It seems that unethical behaviour is being increasingly challenged as more openness and transparency is demanded: Philip Green was accused of racial and sexual harassment; Martin Sorrell resigned after an internal investigation into claims of personal misconduct and Carlos Ghosn was arrested, and sacked, over claims of misleading investors and misusing company assets. 2019 will see how the relationships between the organisations, of which these leaders were a part, and their varied stakeholders will be affected.
Ethics are rules of behaviour based on ideas about what is morally good and bad. Acting ethically means to act in ways that are morally good – commonly referred to as following your moral compass. Acting immorally may bring you and your organisation short-term success but will undermine the chances of longer-term success.
Read on to discover how to set your moral compass.
1. Seek alignment
2018 saw the growth of a consumer movement which demands to know more about supply chains and the internal practices of organisations. Look out for our new research, to be published early in 2019, which confirms that authentic leaders demonstrate a clear ethical alignment between their internal values and how they treat staff, as well as how they relate to their suppliers, the environment in which they operate and their supply chains.
2. Communicate your code of ethics
The leadership team’s moral compass should be reflected in a company’s code of ethics, ensuring that everyone across the organisation is acting in a fair and equitable way. Our free, ethics webinar can help you to develop an ethical culture that you and your teams can be proud of.
3. Be a person with purpose
In 2018 we heard a lot about millennials’ desire to work in organisations with purpose. Peter Drucker (1909-2005) whose management philosophy is kept alive every year at the annual Drucker forum, emphasised how every organisation must have a theory of business - essentially a purpose – and, that it must be clear about what that theory is and keep sight of it.
If your purpose is lost, or it becomes out of date, your organisation will stagnate and die. (Members can view our 2018 Drucker Forum Report here).
4. Let’s be honest

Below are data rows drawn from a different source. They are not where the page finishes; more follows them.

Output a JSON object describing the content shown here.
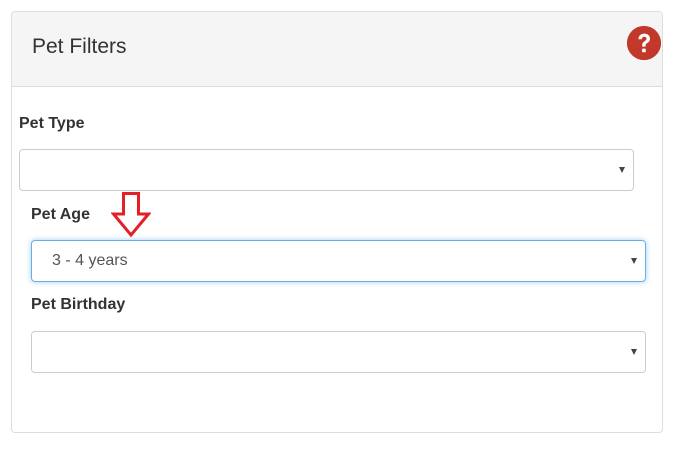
{
  "panel": {
    "title": "Pet Filters",
    "help_icon": "question-circle-icon",
    "help_icon_color": "#c0392b"
  },
  "filters": {
    "pet_type": {
      "label": "Pet Type",
      "value": ""
    },
    "pet_age": {
      "label": "Pet Age",
      "value": "3 - 4 years"
    },
    "pet_birthday": {
      "label": "Pet Birthday",
      "value": ""
    }
  },
  "annotation": {
    "icon": "down-arrow-icon",
    "color": "#e3202a"
  },
  "colors": {
    "focus_border": "#66afe9",
    "heading_background": "#f5f5f5"
  }
}
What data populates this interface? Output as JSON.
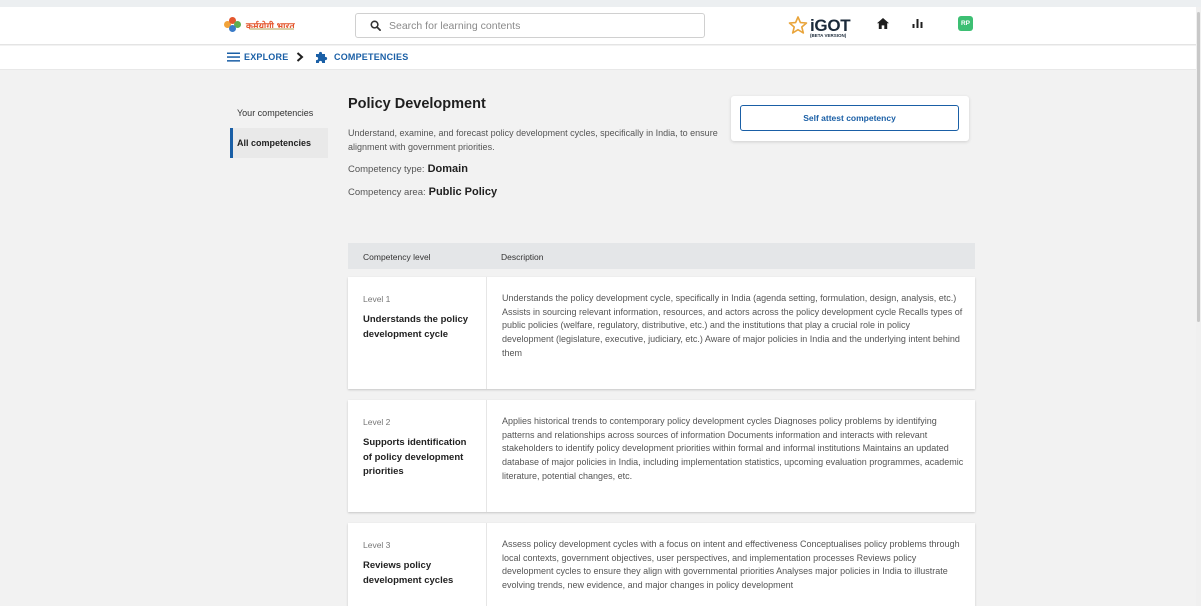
{
  "header": {
    "logo_text": "कर्मयोगी भारत",
    "search_placeholder": "Search for learning contents",
    "brand_name": "iGOT",
    "brand_badge": "(BETA VERSION)",
    "avatar_initials": "RP"
  },
  "breadcrumb": {
    "explore": "EXPLORE",
    "competencies": "COMPETENCIES"
  },
  "sidebar": {
    "items": [
      {
        "label": "Your competencies",
        "active": false
      },
      {
        "label": "All competencies",
        "active": true
      }
    ]
  },
  "competency": {
    "title": "Policy Development",
    "description": "Understand, examine, and forecast policy development cycles, specifically in India, to ensure alignment with government priorities.",
    "type_label": "Competency type:",
    "type_value": "Domain",
    "area_label": "Competency area:",
    "area_value": "Public Policy",
    "attest_button": "Self attest competency"
  },
  "table": {
    "col_level": "Competency level",
    "col_description": "Description",
    "rows": [
      {
        "level": "Level 1",
        "name": "Understands the policy development cycle",
        "description": "Understands the policy development cycle, specifically in India (agenda setting, formulation, design, analysis, etc.) Assists in sourcing relevant information, resources, and actors across the policy development cycle Recalls types of public policies (welfare, regulatory, distributive, etc.) and the institutions that play a crucial role in policy development (legislature, executive, judiciary, etc.) Aware of major policies in India and the underlying intent behind them"
      },
      {
        "level": "Level 2",
        "name": "Supports identification of policy development priorities",
        "description": "Applies historical trends to contemporary policy development cycles Diagnoses policy problems by identifying patterns and relationships across sources of information Documents information and interacts with relevant stakeholders to identify policy development priorities within formal and informal institutions Maintains an updated database of major policies in India, including implementation statistics, upcoming evaluation programmes, academic literature, potential changes, etc."
      },
      {
        "level": "Level 3",
        "name": "Reviews policy development cycles",
        "description": "Assess policy development cycles with a focus on intent and effectiveness Conceptualises policy problems through local contexts, government objectives, user perspectives, and implementation processes Reviews policy development cycles to ensure they align with governmental priorities Analyses major policies in India to illustrate evolving trends, new evidence, and major changes in policy development"
      }
    ]
  },
  "colors": {
    "primary": "#1a5fa6",
    "avatar": "#3dbf73",
    "page_bg": "#f2f2f2"
  }
}
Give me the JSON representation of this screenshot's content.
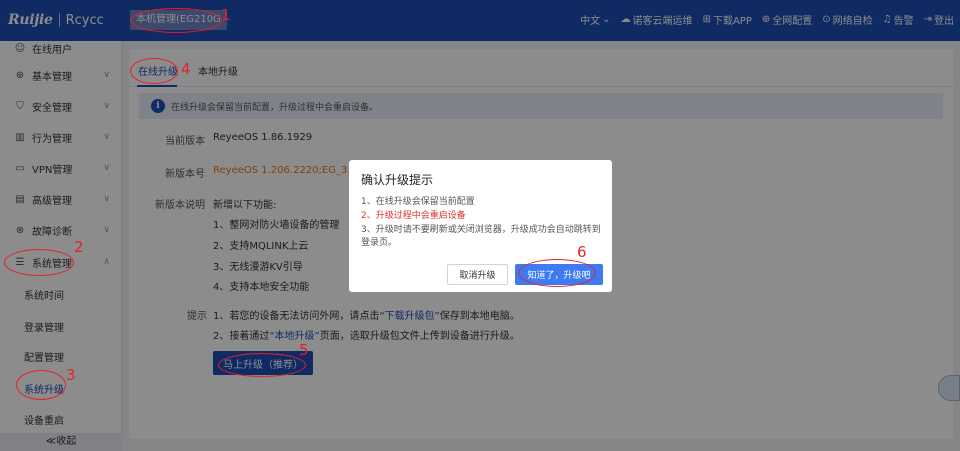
{
  "header": {
    "logo_brand": "Ruijie",
    "logo_product": "Rcycc",
    "device_label": "本机管理(EG210G",
    "nav": [
      {
        "icon": "chevron-down-icon",
        "label": "中文"
      },
      {
        "icon": "cloud-icon",
        "label": "诺客云端运维"
      },
      {
        "icon": "download-icon",
        "label": "下载APP"
      },
      {
        "icon": "globe-icon",
        "label": "全网配置"
      },
      {
        "icon": "search-icon",
        "label": "网络自检"
      },
      {
        "icon": "bell-icon",
        "label": "告警"
      },
      {
        "icon": "logout-icon",
        "label": "登出"
      }
    ]
  },
  "sidebar": {
    "top_partial": "在线用户",
    "items": [
      {
        "icon": "globe-icon",
        "label": "基本管理"
      },
      {
        "icon": "shield-icon",
        "label": "安全管理"
      },
      {
        "icon": "chart-icon",
        "label": "行为管理"
      },
      {
        "icon": "monitor-icon",
        "label": "VPN管理"
      },
      {
        "icon": "layers-icon",
        "label": "高级管理"
      },
      {
        "icon": "diagnose-icon",
        "label": "故障诊断"
      },
      {
        "icon": "settings-icon",
        "label": "系统管理"
      }
    ],
    "sub_items": [
      "系统时间",
      "登录管理",
      "配置管理",
      "系统升级",
      "设备重启"
    ],
    "collapse_label": "≪收起"
  },
  "main": {
    "tabs": [
      "在线升级",
      "本地升级"
    ],
    "notice": "在线升级会保留当前配置，升级过程中会重启设备。",
    "current_version_label": "当前版本",
    "current_version": "ReyeeOS 1.86.1929",
    "new_version_label": "新版本号",
    "new_version": "ReyeeOS 1.206.2220;EG_3.0(1)B1",
    "desc_label": "新版本说明",
    "desc_title": "新增以下功能:",
    "features": [
      "1、整网对防火墙设备的管理",
      "2、支持MQLINK上云",
      "3、无线漫游KV引导",
      "4、支持本地安全功能"
    ],
    "tips_label": "提示",
    "tip1_prefix": "1、若您的设备无法访问外网，请点击",
    "tip1_link": "“下载升级包”",
    "tip1_suffix": "保存到本地电脑。",
    "tip2_prefix": "2、接着通过",
    "tip2_link": "“本地升级”",
    "tip2_suffix": "页面，选取升级包文件上传到设备进行升级。",
    "upgrade_button": "马上升级（推荐）"
  },
  "modal": {
    "title": "确认升级提示",
    "line1": "1、在线升级会保留当前配置",
    "line2": "2、升级过程中会重启设备",
    "line3": "3、升级时请不要刷新或关闭浏览器，升级成功会自动跳转到登录页。",
    "cancel": "取消升级",
    "confirm": "知道了，升级吧"
  },
  "annotations": [
    "1",
    "2",
    "3",
    "4",
    "5",
    "6"
  ],
  "colors": {
    "header": "#1e4db7",
    "accent": "#1e4db7",
    "warning": "#e0312d",
    "version_new": "#e8761e",
    "annotation": "#e5202a"
  }
}
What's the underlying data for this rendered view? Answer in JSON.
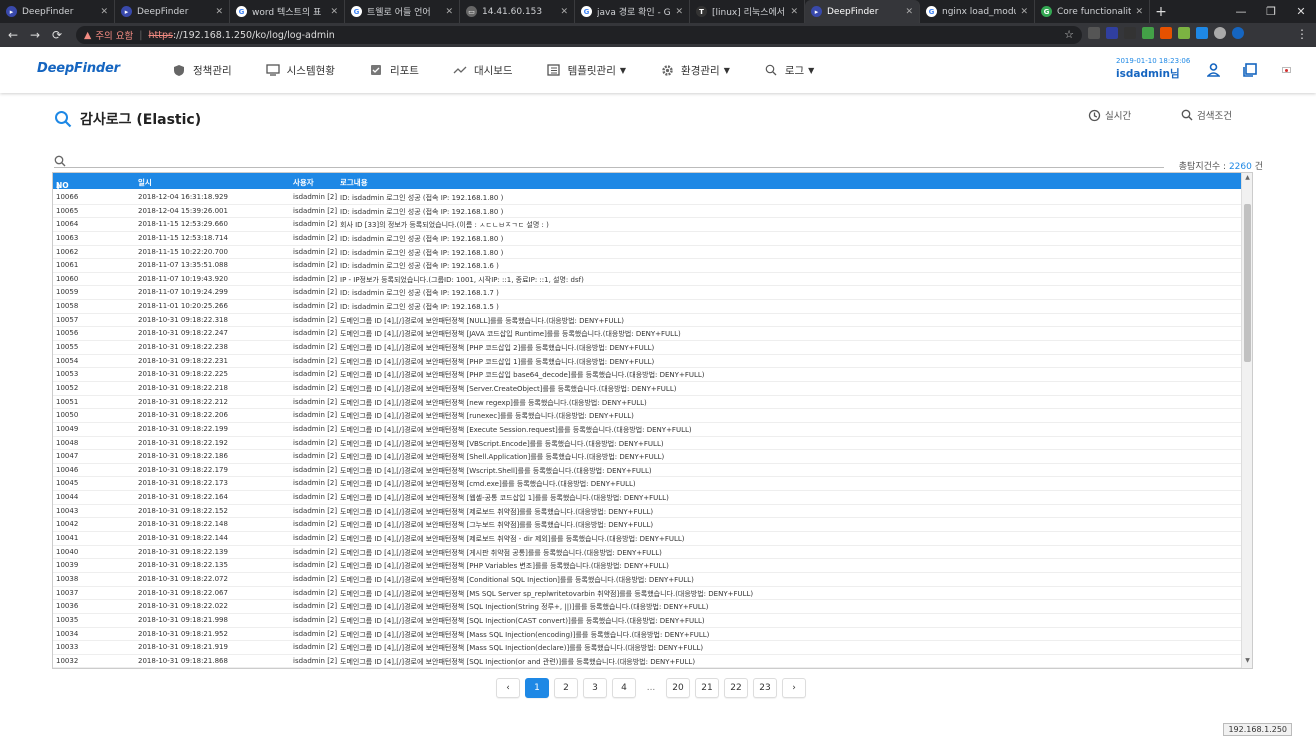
{
  "browser": {
    "tabs": [
      {
        "title": "DeepFinder",
        "fav": "df",
        "active": false
      },
      {
        "title": "DeepFinder",
        "fav": "df",
        "active": false
      },
      {
        "title": "word 텍스트의 표",
        "fav": "g",
        "active": false
      },
      {
        "title": "트웰로 어들 언어",
        "fav": "g",
        "active": false
      },
      {
        "title": "14.41.60.153",
        "fav": "doc",
        "active": false
      },
      {
        "title": "java 경로 확인 - G",
        "fav": "g",
        "active": false
      },
      {
        "title": "[linux] 리눅스에서",
        "fav": "t",
        "active": false
      },
      {
        "title": "DeepFinder",
        "fav": "df",
        "active": true
      },
      {
        "title": "nginx load_module",
        "fav": "g",
        "active": false
      },
      {
        "title": "Core functionality",
        "fav": "gr",
        "active": false
      }
    ],
    "url_warning": "주의 요함",
    "url_scheme": "https",
    "url_rest": "://192.168.1.250/ko/log/log-admin",
    "status_url": "192.168.1.250"
  },
  "app": {
    "logo": "DeepFinder",
    "nav": [
      {
        "label": "정책관리",
        "icon": "shield-icon",
        "caret": false
      },
      {
        "label": "시스템현황",
        "icon": "monitor-icon",
        "caret": false
      },
      {
        "label": "리포트",
        "icon": "report-icon",
        "caret": false
      },
      {
        "label": "대시보드",
        "icon": "trend-icon",
        "caret": false
      },
      {
        "label": "템플릿관리",
        "icon": "template-icon",
        "caret": true
      },
      {
        "label": "환경관리",
        "icon": "gear-icon",
        "caret": true
      },
      {
        "label": "로그",
        "icon": "search-icon",
        "caret": true
      }
    ],
    "timestamp": "2019-01-10 18:23:06",
    "username": "isdadmin님",
    "accent": "#1e88e5"
  },
  "page": {
    "title": "감사로그 (Elastic)",
    "realtime": "실시간",
    "search_cond": "검색조건",
    "count_label": "총탐지건수 : ",
    "count_value": "2260",
    "count_unit": " 건"
  },
  "table": {
    "headers": [
      "NO",
      "일시",
      "사용자",
      "로그내용"
    ],
    "rows": [
      [
        "10066",
        "2018-12-04 16:31:18.929",
        "isdadmin [2]",
        "ID: isdadmin 로그인 성공 (접속 IP: 192.168.1.80 )"
      ],
      [
        "10065",
        "2018-12-04 15:39:26.001",
        "isdadmin [2]",
        "ID: isdadmin 로그인 성공 (접속 IP: 192.168.1.80 )"
      ],
      [
        "10064",
        "2018-11-15 12:53:29.660",
        "isdadmin [2]",
        "회사 ID [33]의 정보가 등록되었습니다.(이름 : ㅅㄷㄴㅂㅈㄱㄷ 설명 : )"
      ],
      [
        "10063",
        "2018-11-15 12:53:18.714",
        "isdadmin [2]",
        "ID: isdadmin 로그인 성공 (접속 IP: 192.168.1.80 )"
      ],
      [
        "10062",
        "2018-11-15 10:22:20.700",
        "isdadmin [2]",
        "ID: isdadmin 로그인 성공 (접속 IP: 192.168.1.80 )"
      ],
      [
        "10061",
        "2018-11-07 13:35:51.088",
        "isdadmin [2]",
        "ID: isdadmin 로그인 성공 (접속 IP: 192.168.1.6 )"
      ],
      [
        "10060",
        "2018-11-07 10:19:43.920",
        "isdadmin [2]",
        "IP - IP정보가 등록되었습니다.(그룹ID: 1001, 시작IP: ::1, 종료IP: ::1, 설명: dsf)"
      ],
      [
        "10059",
        "2018-11-07 10:19:24.299",
        "isdadmin [2]",
        "ID: isdadmin 로그인 성공 (접속 IP: 192.168.1.7 )"
      ],
      [
        "10058",
        "2018-11-01 10:20:25.266",
        "isdadmin [2]",
        "ID: isdadmin 로그인 성공 (접속 IP: 192.168.1.5 )"
      ],
      [
        "10057",
        "2018-10-31 09:18:22.318",
        "isdadmin [2]",
        "도메인그룹 ID [4],[/]경로에 보안패턴정책 [NULL]를를 등록했습니다.(대응방법: DENY+FULL)"
      ],
      [
        "10056",
        "2018-10-31 09:18:22.247",
        "isdadmin [2]",
        "도메인그룹 ID [4],[/]경로에 보안패턴정책 [JAVA 코드삽입 Runtime]를를 등록했습니다.(대응방법: DENY+FULL)"
      ],
      [
        "10055",
        "2018-10-31 09:18:22.238",
        "isdadmin [2]",
        "도메인그룹 ID [4],[/]경로에 보안패턴정책 [PHP 코드삽입 2]를를 등록했습니다.(대응방법: DENY+FULL)"
      ],
      [
        "10054",
        "2018-10-31 09:18:22.231",
        "isdadmin [2]",
        "도메인그룹 ID [4],[/]경로에 보안패턴정책 [PHP 코드삽입 1]를를 등록했습니다.(대응방법: DENY+FULL)"
      ],
      [
        "10053",
        "2018-10-31 09:18:22.225",
        "isdadmin [2]",
        "도메인그룹 ID [4],[/]경로에 보안패턴정책 [PHP 코드삽입 base64_decode]를를 등록했습니다.(대응방법: DENY+FULL)"
      ],
      [
        "10052",
        "2018-10-31 09:18:22.218",
        "isdadmin [2]",
        "도메인그룹 ID [4],[/]경로에 보안패턴정책 [Server.CreateObject]를를 등록했습니다.(대응방법: DENY+FULL)"
      ],
      [
        "10051",
        "2018-10-31 09:18:22.212",
        "isdadmin [2]",
        "도메인그룹 ID [4],[/]경로에 보안패턴정책 [new regexp]를를 등록했습니다.(대응방법: DENY+FULL)"
      ],
      [
        "10050",
        "2018-10-31 09:18:22.206",
        "isdadmin [2]",
        "도메인그룹 ID [4],[/]경로에 보안패턴정책 [runexec]를를 등록했습니다.(대응방법: DENY+FULL)"
      ],
      [
        "10049",
        "2018-10-31 09:18:22.199",
        "isdadmin [2]",
        "도메인그룹 ID [4],[/]경로에 보안패턴정책 [Execute Session.request]를를 등록했습니다.(대응방법: DENY+FULL)"
      ],
      [
        "10048",
        "2018-10-31 09:18:22.192",
        "isdadmin [2]",
        "도메인그룹 ID [4],[/]경로에 보안패턴정책 [VBScript.Encode]를를 등록했습니다.(대응방법: DENY+FULL)"
      ],
      [
        "10047",
        "2018-10-31 09:18:22.186",
        "isdadmin [2]",
        "도메인그룹 ID [4],[/]경로에 보안패턴정책 [Shell.Application]를를 등록했습니다.(대응방법: DENY+FULL)"
      ],
      [
        "10046",
        "2018-10-31 09:18:22.179",
        "isdadmin [2]",
        "도메인그룹 ID [4],[/]경로에 보안패턴정책 [Wscript.Shell]를를 등록했습니다.(대응방법: DENY+FULL)"
      ],
      [
        "10045",
        "2018-10-31 09:18:22.173",
        "isdadmin [2]",
        "도메인그룹 ID [4],[/]경로에 보안패턴정책 [cmd.exe]를를 등록했습니다.(대응방법: DENY+FULL)"
      ],
      [
        "10044",
        "2018-10-31 09:18:22.164",
        "isdadmin [2]",
        "도메인그룹 ID [4],[/]경로에 보안패턴정책 [웹셸-공통 코드삽입 1]를를 등록했습니다.(대응방법: DENY+FULL)"
      ],
      [
        "10043",
        "2018-10-31 09:18:22.152",
        "isdadmin [2]",
        "도메인그룹 ID [4],[/]경로에 보안패턴정책 [제로보드 취약점]를를 등록했습니다.(대응방법: DENY+FULL)"
      ],
      [
        "10042",
        "2018-10-31 09:18:22.148",
        "isdadmin [2]",
        "도메인그룹 ID [4],[/]경로에 보안패턴정책 [그누보드 취약점]를를 등록했습니다.(대응방법: DENY+FULL)"
      ],
      [
        "10041",
        "2018-10-31 09:18:22.144",
        "isdadmin [2]",
        "도메인그룹 ID [4],[/]경로에 보안패턴정책 [제로보드 취약점 - dir 제외]를를 등록했습니다.(대응방법: DENY+FULL)"
      ],
      [
        "10040",
        "2018-10-31 09:18:22.139",
        "isdadmin [2]",
        "도메인그룹 ID [4],[/]경로에 보안패턴정책 [게시판 취약점 공통]를를 등록했습니다.(대응방법: DENY+FULL)"
      ],
      [
        "10039",
        "2018-10-31 09:18:22.135",
        "isdadmin [2]",
        "도메인그룹 ID [4],[/]경로에 보안패턴정책 [PHP Variables 변조]를를 등록했습니다.(대응방법: DENY+FULL)"
      ],
      [
        "10038",
        "2018-10-31 09:18:22.072",
        "isdadmin [2]",
        "도메인그룹 ID [4],[/]경로에 보안패턴정책 [Conditional SQL Injection]를를 등록했습니다.(대응방법: DENY+FULL)"
      ],
      [
        "10037",
        "2018-10-31 09:18:22.067",
        "isdadmin [2]",
        "도메인그룹 ID [4],[/]경로에 보안패턴정책 [MS SQL Server sp_replwritetovarbin 취약점]를를 등록했습니다.(대응방법: DENY+FULL)"
      ],
      [
        "10036",
        "2018-10-31 09:18:22.022",
        "isdadmin [2]",
        "도메인그룹 ID [4],[/]경로에 보안패턴정책 [SQL Injection(String 정루+, ||)]를를 등록했습니다.(대응방법: DENY+FULL)"
      ],
      [
        "10035",
        "2018-10-31 09:18:21.998",
        "isdadmin [2]",
        "도메인그룹 ID [4],[/]경로에 보안패턴정책 [SQL Injection(CAST convert)]를를 등록했습니다.(대응방법: DENY+FULL)"
      ],
      [
        "10034",
        "2018-10-31 09:18:21.952",
        "isdadmin [2]",
        "도메인그룹 ID [4],[/]경로에 보안패턴정책 [Mass SQL Injection(encoding)]를를 등록했습니다.(대응방법: DENY+FULL)"
      ],
      [
        "10033",
        "2018-10-31 09:18:21.919",
        "isdadmin [2]",
        "도메인그룹 ID [4],[/]경로에 보안패턴정책 [Mass SQL Injection(declare)]를를 등록했습니다.(대응방법: DENY+FULL)"
      ],
      [
        "10032",
        "2018-10-31 09:18:21.868",
        "isdadmin [2]",
        "도메인그룹 ID [4],[/]경로에 보안패턴정책 [SQL Injection(or and 관련)]를를 등록했습니다.(대응방법: DENY+FULL)"
      ]
    ]
  },
  "pagination": {
    "pages": [
      "1",
      "2",
      "3",
      "4",
      "...",
      "20",
      "21",
      "22",
      "23"
    ],
    "active": "1"
  }
}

Honesty and fairness underpin all ethical decision-making. Professor of Health Psychology Susan Michie, of University College London, explains: “authentic leaders are guided by a set of values that are oriented toward doing what’s right and fair for all stakeholders.”
This is confirmed in research by Zenger and Folkman (2014) in which they identified that high integrity and honesty were the second-most important characteristics to have an impact on a leader’s success, after the ability to inspire and motivate others.
5. Walk the talk
Be a role model for your teams. Your behaviour should bring attention to whether everyone is behaving ethically in areas as diverse as corporate governance to the sustainability of the environment they impact; from their fiduciary responsibilities to their customer service.
How to lead ethically in practice
Try out our flagship e-learning tool, MyLeadership, and take our MyLeadership Opportunities assessment to highlight where your experience and potential strengths lie. Receive a free, personalised report including customised suggestions for maximising your leadership development opportunities.
Other resources of interest
- 15 February 2019
- 08 February 2019